The current exhibits are by other artists. State Goods: Art in the Era of Mass Incarceration, features works made by people who are either currently in prison, or who had previously served time. Displayed in both the Executive Room Gallery and in the corridor, these 50 works are a powerful testimony to the skill and ingenuity of the artists, who often repurposed materials – cigarette boxes, newspapers, prison uniforms – owing to a lack of art supplies. The show highlights the wide variety of art made in prisons: paintings, drawings, mixed media pieces and sculptures. Most of the pieces stand on their own; their backstory adds an appreciation for the obstacles the artists faced to make these works. Here are my picks:
In Elapisum: master & Helm, Jared Owens started with the blueprint of the Fairton Federal Institution, where he was incarcerated for over a decade, then superimposed an image of a slave ship over it, abstracting them – and the people they confined – out across the panels, giving them the feel of an ancient Egyptian ruin. This piece grabs you, even before you know what it’s about.
Russell Craig made this pastel self portrait assembled on his prison documents, entitled Prototype. He later created a larger version, entitled Self-Portrait (which is in the collection of Hill Harper).
Eddie Kates specializes in detailed graphite illustrations, three of which are on display, and show a highly developed technical facility, and empathy for his subjects. He was a student in J.D. McGuire’s college level art courses at New Jersey State prisons.
Lisette Oblitas-Cruz was imprisoned for four and a half years for causing a car accident in which another woman died. Art was her way of coping with prison hardships, and carrying responsibility for the death of another.
Dean Gillispie has created several dioramas in the show, each a small slice of rural life. In this one,Spiz’ Bait Shop, he used cassette tape cases to make the windows, cardboard and wood chips for the shop, and he fashioned the signs using advertisements he cut from magazines. Gillispie was released from prison after serving 20 years for crimes he did not commit, and now serves on the Board of the Ohio Innocence Project.

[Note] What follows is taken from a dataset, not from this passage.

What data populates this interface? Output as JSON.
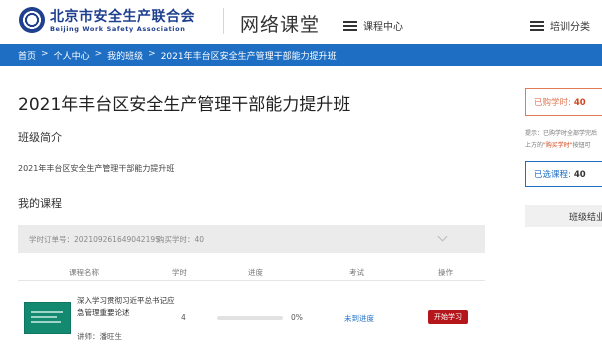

Gilberto Rivera formed a collective with Jared Owens and Jessie Krimes, during the time he was incarcerated with them. An Institutional Nightmare reflects this time, not only in the uniform that identified him as a “federal inmate” but also by the use of Rivera’s sentencing and release papers.
A year after he was released, Rivera was working on a construction site when a machine cut off his left hand. Undaunted, he trained himself to make art with only one hand. This drawing, Still Unconquered, was made after he lost his hand.
The Andrew Freedman home is also hosting a concurrent exhibit of photographs by the 10 winners of En Foco’s Photography Fellowships. There are many excellent works here, so be sure to pay a visit to this show as well.
These exhibits are up only until June 16th. See them before they close. The Andrew Freedman Home is located at 1125 Grand Concourse, the Bronx.